  • A party of ladies last week, who have been in Nashville for some time, went on an inspecting tour of the various publishing houses.  In the party were Mrs. A.T. Cooper, wife of Rev. Cooper, Miss E.B. Williams, and Mrs. M.L. Gallaway.  They expressed themselves as well pleased with the remarkable progress being made in Nashville.  These remarks were made to a Globe reporter, who chanced to see them just as they were completing their trip.

Roosevelt and Prince Herman

Roosevelt and Prince Herman
Nashville Globe  – February 1, 1907
Pg. 3

President Roosevelt and family, with his cabinet and their wives will be admitted free to Prince Herman’s engagement at Fisk University, the night of Friday, Feb. 8th; others pay 20 cents each.
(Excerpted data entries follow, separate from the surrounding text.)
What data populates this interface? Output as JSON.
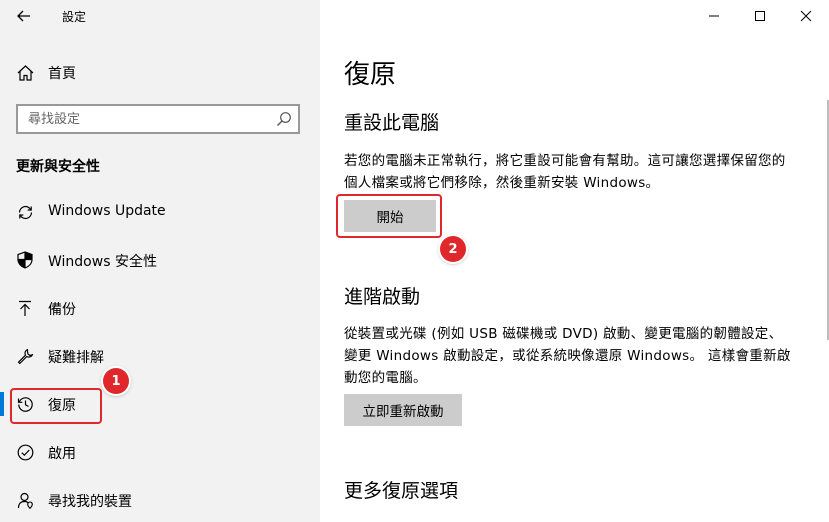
{
  "window": {
    "app_title": "設定"
  },
  "sidebar": {
    "home_label": "首頁",
    "search_placeholder": "尋找設定",
    "section_header": "更新與安全性",
    "items": [
      {
        "label": "Windows Update",
        "icon": "sync-icon",
        "selected": false
      },
      {
        "label": "Windows 安全性",
        "icon": "shield-icon",
        "selected": false
      },
      {
        "label": "備份",
        "icon": "upload-arrow-icon",
        "selected": false
      },
      {
        "label": "疑難排解",
        "icon": "wrench-icon",
        "selected": false
      },
      {
        "label": "復原",
        "icon": "history-icon",
        "selected": true
      },
      {
        "label": "啟用",
        "icon": "check-circle-icon",
        "selected": false
      },
      {
        "label": "尋找我的裝置",
        "icon": "person-pin-icon",
        "selected": false
      }
    ]
  },
  "main": {
    "page_title": "復原",
    "reset": {
      "heading": "重設此電腦",
      "description": "若您的電腦未正常執行，將它重設可能會有幫助。這可讓您選擇保留您的個人檔案或將它們移除，然後重新安裝 Windows。",
      "button_label": "開始"
    },
    "advanced": {
      "heading": "進階啟動",
      "description": "從裝置或光碟 (例如 USB 磁碟機或 DVD) 啟動、變更電腦的韌體設定、變更 Windows 啟動設定，或從系統映像還原 Windows。 這樣會重新啟動您的電腦。",
      "button_label": "立即重新啟動"
    },
    "more": {
      "heading": "更多復原選項"
    }
  },
  "annotations": [
    {
      "label": "1"
    },
    {
      "label": "2"
    }
  ],
  "colors": {
    "accent": "#0078d7",
    "annotation": "#e0282c",
    "sidebar_bg": "#f2f2f2",
    "button_bg": "#cccccc"
  }
}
Fisk students and children under 13 years, 10 cents.

On this occasion Prince Herman will positively turn a living woman to a rose and then change the rose to the woman.

It is feared that King Edward VII., of England, may not arrive in time for the entire reception, but seats will be reserved for him and his ministers.

Doors open at 7pm; entertainment begins at 7:45pm. Tickets on sale at One Cent Savings Bank, 411 Fourth avenue, North. Please secure tickets in advance.

Corrections: From the Treasurer of the Drivers’ Mutal Aid Association

Nashville Globe – January 18, 1907 (pg. 4)

To the Nashville Globe;

In your issue of January 11, 1907, there appeared an account of the annual banquet and installation of the Drivers’ Mutual Aid Association. A statement in which it is my desire to correct, as it does our society great injustice. We feel very grateful to you and Mr. Hart, one of the reporters, however, for the excellent report of our banquet. The Association, with two exceptions, is composed of men who make their living by the “sweat of their brow.”

The part of the article that we wish corrected is that which says, “Only one feature of this organization noticeable that deserves criticism and that is they make all of their deposits in banks operated by white men, ignoring entirely their own, the One Cent Savings Bank.” Our Association has done as much for the upbuilding of the colored race as any institution in Nashville. Had the reporter made inquiries of the officials concerning the statement printed in the paper he would have received the following facts: We have deposited in the One Cent Savings Bank since Jan. 16, 1904, $1,066.30, and we are still making deposits in the same bank, through which we do all of our business, and I am pleased to say that the officers of that institution show us every courtesy that could be shown. Our Association is not a secret society and the officials will be glad at any time to furnish you with any information that will be of interest to you or the reading public. We ask you in justice to us to correct the discrepancies in your article of last week.

WM C. Foster
Treasurer of Drivers’ Mutual Aid Association
Nashville, Jan. 14, 1907